مداخله دولتی بازارهای اعتباری شرکت کوچک در UK : ارزش پول و یا اتلاف منابع کمیاب؟
|کد مقاله||سال انتشار||مقاله انگلیسی||ترجمه فارسی||تعداد کلمات|
|14718||2013||11 صفحه PDF||سفارش دهید||محاسبه نشده|
Publisher : Elsevier - Science Direct (الزویر - ساینس دایرکت)
Journal : Technovation, Volume 33, Issues 8–9, August–September 2013, Pages 265–275
Loan guarantee schemes are used in many countries to provide financial support to small firms by guaranteeing loans from commercial banks, but questions remain about whether public intervention in private credit markets to support entrepreneurial firms is justified. This paper examines whether the UK Small Firms Loan Guarantee Scheme (SFLG) provides value-for-money to the UK tax payer, presenting a regression based performance approach which then feeds into a formal cost–benefit analysis. Specifically, we consider whether firm performance post-investment is such that it justifies the governments’ presence in the lending market and the costs associated with it. Our findings suggest that entrepreneurial firms that are able to access new finance through SFLG achieve superior performance in the form of improved sales, job creation and exports and that this justifies public intervention in private credit markets.

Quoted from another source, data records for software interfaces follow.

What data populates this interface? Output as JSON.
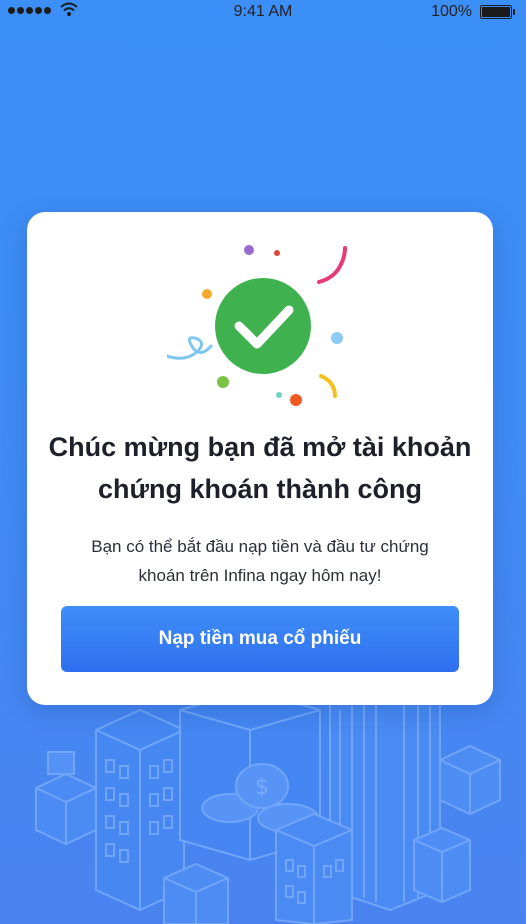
{
  "status_bar": {
    "time": "9:41 AM",
    "battery": "100%",
    "signal_icon": "signal-dots-icon",
    "wifi_icon": "wifi-icon",
    "battery_icon": "battery-icon"
  },
  "success_dialog": {
    "icon": "checkmark-circle-icon",
    "title": "Chúc mừng bạn đã mở tài khoản chứng khoán thành công",
    "message": "Bạn có thể bắt đầu nạp tiền và đầu tư chứng khoán trên Infina ngay hôm nay!",
    "cta_label": "Nạp tiền mua cổ phiếu"
  },
  "colors": {
    "background": "#3f8cf4",
    "card": "#ffffff",
    "success_green": "#3fb24f",
    "button": "#3479f2",
    "title_text": "#1d1f2a"
  },
  "background_illustration": "city-buildings-coins-illustration"
}
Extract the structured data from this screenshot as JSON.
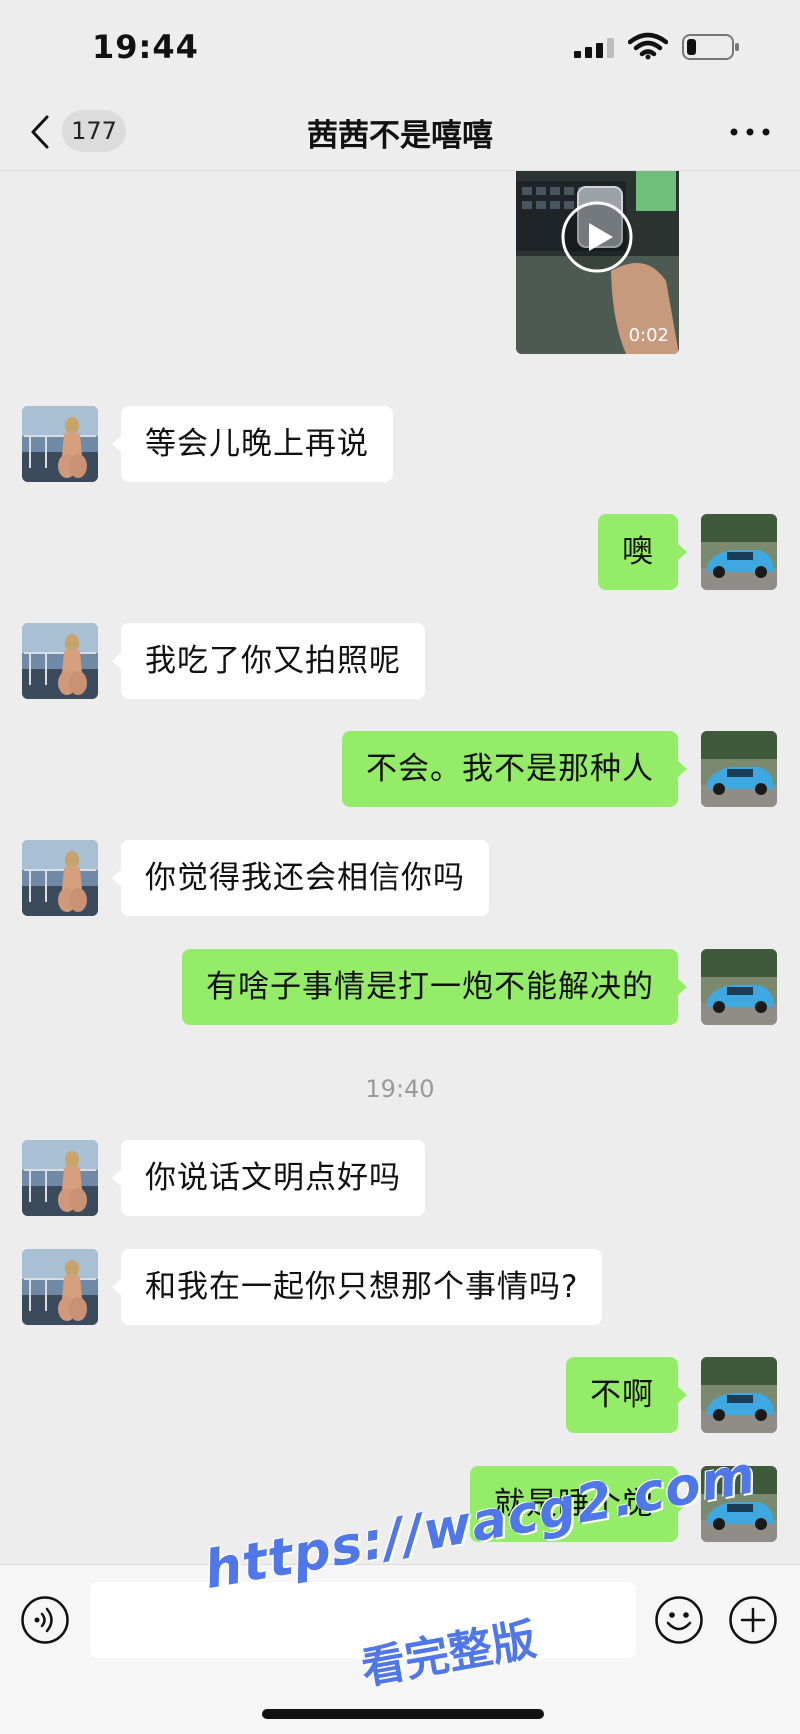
{
  "status_bar": {
    "time": "19:44"
  },
  "header": {
    "unread_count": "177",
    "title": "茜茜不是嘻嘻"
  },
  "video": {
    "duration": "0:02"
  },
  "messages": [
    {
      "side": "left",
      "text": "等会儿晚上再说"
    },
    {
      "side": "right",
      "text": "噢"
    },
    {
      "side": "left",
      "text": "我吃了你又拍照呢"
    },
    {
      "side": "right",
      "text": "不会。我不是那种人"
    },
    {
      "side": "left",
      "text": "你觉得我还会相信你吗"
    },
    {
      "side": "right",
      "text": "有啥子事情是打一炮不能解决的"
    },
    {
      "side": "left",
      "text": "你说话文明点好吗"
    },
    {
      "side": "left",
      "text": "和我在一起你只想那个事情吗?"
    },
    {
      "side": "right",
      "text": "不啊"
    },
    {
      "side": "right",
      "text": "就是睡个觉"
    }
  ],
  "timestamp": "19:40",
  "input": {
    "value": ""
  },
  "watermark": {
    "url": "https://wacg2.com",
    "subtitle": "看完整版"
  },
  "colors": {
    "background": "#ededed",
    "self_bubble": "#95ec69",
    "other_bubble": "#ffffff",
    "watermark": "#5077e8"
  },
  "icons": {
    "back": "chevron-left-icon",
    "more": "more-dots-icon",
    "play": "play-icon",
    "voice": "voice-icon",
    "emoji": "emoji-icon",
    "plus": "plus-icon"
  }
}
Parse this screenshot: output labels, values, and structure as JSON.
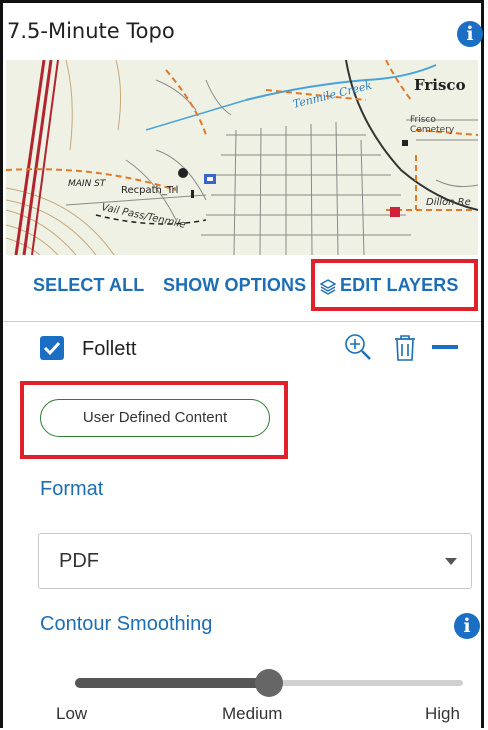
{
  "panel": {
    "title": "7.5-Minute Topo",
    "info_icon": "info-icon"
  },
  "map": {
    "labels": {
      "frisco": "Frisco",
      "tenmile": "Tenmile Creek",
      "cemetery_1": "Frisco",
      "cemetery_2": "Cemetery",
      "main_st": "MAIN ST",
      "recpath": "Recpath_Trl",
      "vailpass": "Vail Pass/Tenmile",
      "dillon": "Dillon Re"
    }
  },
  "toolbar": {
    "select_all": "SELECT ALL",
    "show_options": "SHOW OPTIONS",
    "edit_layers": "EDIT LAYERS",
    "edit_layers_icon": "layers-icon"
  },
  "layer": {
    "name": "Follett",
    "checked": true,
    "icons": [
      "zoom-in-icon",
      "trash-icon",
      "collapse-icon"
    ]
  },
  "chip": {
    "label": "User Defined Content"
  },
  "format": {
    "label": "Format",
    "selected": "PDF"
  },
  "smoothing": {
    "label": "Contour Smoothing",
    "value_fraction": 0.5,
    "ticks": {
      "low": "Low",
      "medium": "Medium",
      "high": "High"
    }
  },
  "colors": {
    "accent": "#1d6eb5",
    "highlight_box": "#e0202a",
    "chip_border": "#2e7d32"
  }
}
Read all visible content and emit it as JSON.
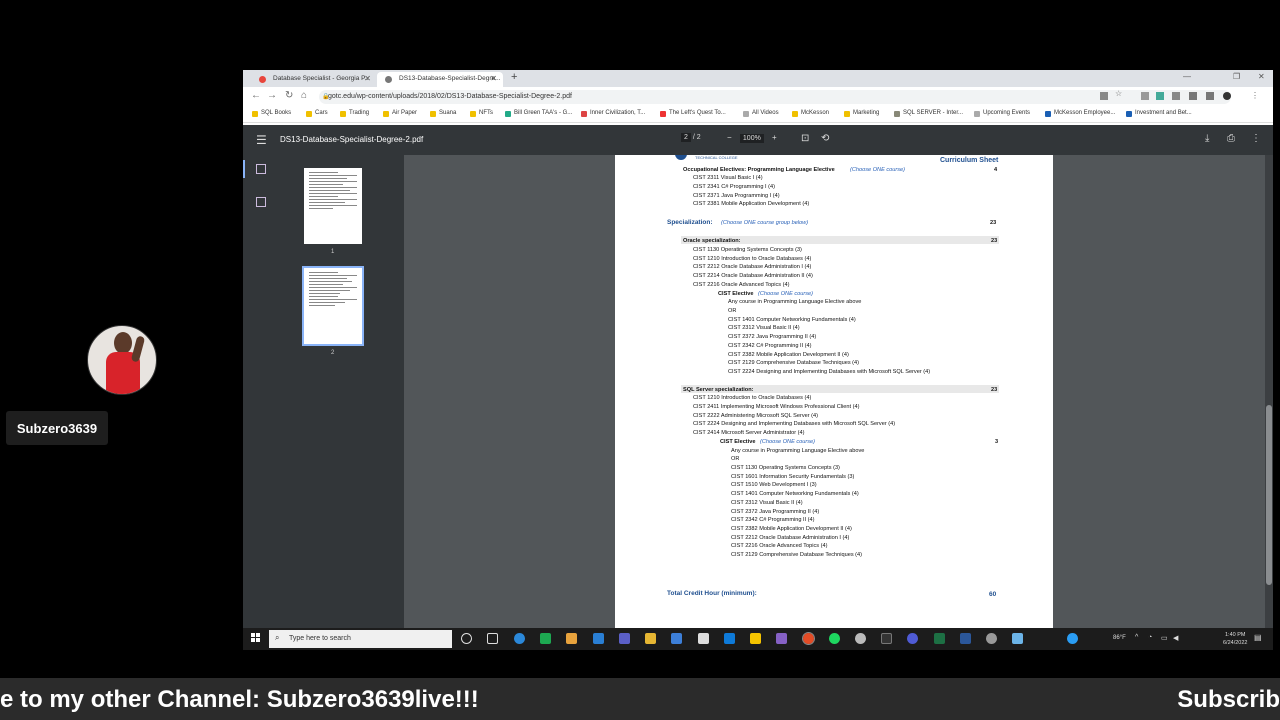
{
  "overlay": {
    "username": "Subzero3639",
    "ticker_left": "e to my other Channel: Subzero3639live!!!",
    "ticker_right": "Subscrib"
  },
  "browser": {
    "tabs": [
      {
        "title": "Database Specialist - Georgia P...",
        "active": false
      },
      {
        "title": "DS13-Database-Specialist-Degre...",
        "active": true
      }
    ],
    "new_tab_icon": "+",
    "url": "gotc.edu/wp-content/uploads/2018/02/DS13-Database-Specialist-Degree-2.pdf",
    "bookmarks": [
      "SQL Books",
      "Cars",
      "Trading",
      "Air Paper",
      "Suana",
      "NFTs",
      "Bill Green TAA's - G...",
      "Inner Civilization, T...",
      "The Left's Quest To...",
      "All Videos",
      "McKesson",
      "Marketing",
      "SQL SERVER - Inter...",
      "Upcoming Events",
      "McKesson Employee...",
      "Investment and Bet..."
    ]
  },
  "pdf": {
    "menu_icon": "☰",
    "filename": "DS13-Database-Specialist-Degree-2.pdf",
    "current_page": "2",
    "total_pages": "/ 2",
    "zoom": "100%",
    "thumb_labels": [
      "1",
      "2"
    ],
    "header_logo_text": "TECHNICAL COLLEGE",
    "header_right": "Curriculum Sheet",
    "content": {
      "occ_heading": "Occupational Electives: Programming Language Elective",
      "occ_choose": "(Choose ONE course)",
      "occ_credits": "4",
      "occ_courses": [
        "CIST 2311 Visual Basic I (4)",
        "CIST 2341 C# Programming I (4)",
        "CIST 2371 Java Programming I (4)",
        "CIST 2381 Mobile Application Development (4)"
      ],
      "spec_heading": "Specialization:",
      "spec_choose": "(Choose ONE course group below)",
      "spec_credits": "23",
      "oracle_heading": "Oracle specialization:",
      "oracle_credits": "23",
      "oracle_courses": [
        "CIST 1130 Operating Systems Concepts (3)",
        "CIST 1210 Introduction to Oracle Databases (4)",
        "CIST 2212 Oracle Database Administration I (4)",
        "CIST 2214 Oracle Database Administration II (4)",
        "CIST 2216 Oracle Advanced Topics (4)"
      ],
      "oracle_elective": "CIST Elective",
      "oracle_elective_choose": "(Choose ONE course)",
      "oracle_elective_courses": [
        "Any course in Programming Language Elective above",
        "OR",
        "CIST 1401 Computer Networking Fundamentals (4)",
        "CIST 2312 Visual Basic II (4)",
        "CIST 2372 Java Programming II (4)",
        "CIST 2342 C# Programming II (4)",
        "CIST 2382 Mobile Application Development II (4)",
        "CIST 2129 Comprehensive Database Techniques (4)",
        "CIST 2224 Designing and Implementing Databases with Microsoft SQL Server (4)"
      ],
      "sql_heading": "SQL Server specialization:",
      "sql_credits": "23",
      "sql_courses": [
        "CIST 1210 Introduction to Oracle Databases (4)",
        "CIST 2411 Implementing Microsoft Windows Professional Client (4)",
        "CIST 2222 Administering Microsoft SQL Server (4)",
        "CIST 2224 Designing and Implementing Databases with Microsoft SQL Server (4)",
        "CIST 2414 Microsoft Server Administrator (4)"
      ],
      "sql_elective": "CIST Elective",
      "sql_elective_choose": "(Choose ONE course)",
      "sql_elective_credits": "3",
      "sql_elective_courses": [
        "Any course in Programming Language Elective above",
        "OR",
        "CIST 1130 Operating Systems Concepts (3)",
        "CIST 1601 Information Security Fundamentals (3)",
        "CIST 1510 Web Development I (3)",
        "CIST 1401 Computer Networking Fundamentals (4)",
        "CIST 2312 Visual Basic II (4)",
        "CIST 2372 Java Programming II (4)",
        "CIST 2342 C# Programming II (4)",
        "CIST 2382 Mobile Application Development II (4)",
        "CIST 2212 Oracle Database Administration I (4)",
        "CIST 2216 Oracle Advanced Topics (4)",
        "CIST 2129 Comprehensive Database Techniques (4)"
      ],
      "total_label": "Total Credit Hour (minimum):",
      "total_value": "60"
    }
  },
  "taskbar": {
    "search_placeholder": "Type here to search",
    "weather": "86°F",
    "time": "1:40 PM",
    "date": "6/24/2022"
  }
}
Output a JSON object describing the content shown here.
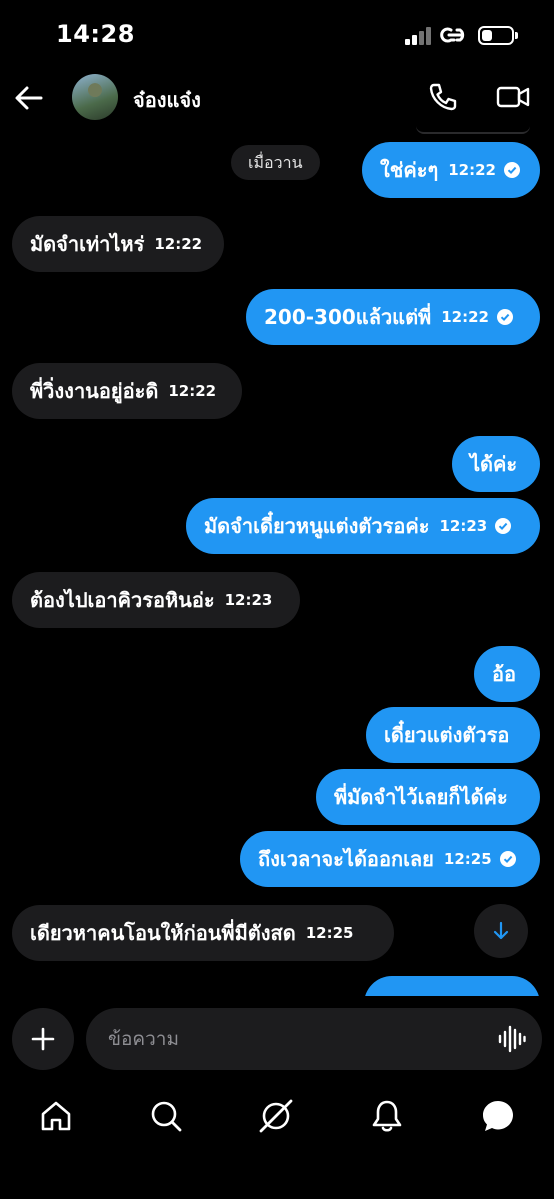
{
  "status_bar": {
    "time": "14:28"
  },
  "header": {
    "contact_name": "จ๋องแจ๋ง"
  },
  "chat": {
    "date_chip": "เมื่อวาน",
    "messages": [
      {
        "dir": "out",
        "text": "ใช่ค่ะๆ",
        "time": "12:22",
        "read": true
      },
      {
        "dir": "in",
        "text": "มัดจำเท่าไหร่",
        "time": "12:22"
      },
      {
        "dir": "out",
        "text": "200-300แล้วแต่พี่",
        "time": "12:22",
        "read": true
      },
      {
        "dir": "in",
        "text": "พี่วิ่งงานอยู่อ่ะดิ",
        "time": "12:22"
      },
      {
        "dir": "out",
        "text": "ได้ค่ะ"
      },
      {
        "dir": "out",
        "text": "มัดจำเดี๋ยวหนูแต่งตัวรอค่ะ",
        "time": "12:23",
        "read": true
      },
      {
        "dir": "in",
        "text": "ต้องไปเอาคิวรอหินอ่ะ",
        "time": "12:23"
      },
      {
        "dir": "out",
        "text": "อ้อ"
      },
      {
        "dir": "out",
        "text": "เดี๋ยวแต่งตัวรอ"
      },
      {
        "dir": "out",
        "text": "พี่มัดจำไว้เลยก็ได้ค่ะ"
      },
      {
        "dir": "out",
        "text": "ถึงเวลาจะได้ออกเลย",
        "time": "12:25",
        "read": true
      },
      {
        "dir": "in",
        "text": "เดียวหาคนโอนให้ก่อนพี่มีตังสด",
        "time": "12:25"
      }
    ]
  },
  "composer": {
    "placeholder": "ข้อความ"
  },
  "icons": {
    "back": "arrow-left-icon",
    "call": "phone-icon",
    "video": "video-camera-icon",
    "scroll": "arrow-down-icon",
    "add": "plus-icon",
    "voice": "waveform-icon",
    "nav": [
      "home-icon",
      "search-icon",
      "explore-icon",
      "bell-icon",
      "chat-bubble-icon"
    ]
  },
  "colors": {
    "outgoing": "#2196f3",
    "incoming": "#1c1c1e",
    "background": "#000000"
  }
}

Bruce Kirchhoff was one of the first scholars in the post-Birch Job Generation Study period to not only update the job generation findings of Birch (1979), but add to our understanding of the relative dynamics of job creation across different size classes of firm. As a result of his early work (Kirchhoff and Phillips, 1988), and the consistent evidence that small, and specifically new, firms create a disproportionately high number of net new jobs, he became more widely interested in questions around how policy-makers could support smaller and younger entrepreneurial firms to maximise their potential to the wider benefit of the economy. Of particular concern to Kirchhoff was (a) that policy had up until that point ignored smaller firms, and explicitly the creation of new firms (Kirchhoff, 1996, p. 628), (b) that rigidities in the labour market had created barriers that prevented entrepreneurial firms from hiring more workers (Kirchhoff and Phillips, 1988, pp. 271–272), and (c) that the removal of barriers to new firm entry was critical to future economic dynamism and growth (Kirchhoff, 1994, p. 199).
نتیجه گیری انگلیسی
Two of Bruce Kirchhoff's major contributions were to (a) justify and quantify the important contribution of smaller and younger firms to job creation and general economic development, and (b) argue that government had a key role in maximising the potential of entrepreneurial activity. In the light of this, most developed and developing countries have some form of loan guarantee scheme to support private sector commercial lending to smaller entrepreneurial businesses. The underlying rationale for providing such schemes is to promote and support economic development through maximising the potential of the entrepreneurial sector of the economy. In itself this is surprising given that commercial credit markets are often perceived to be the most efficient form of capitalist market. Implicitly, bankers are often assumed to be efficient processors of business information and it follows that loans only flow to entrepreneurs with viable business propositions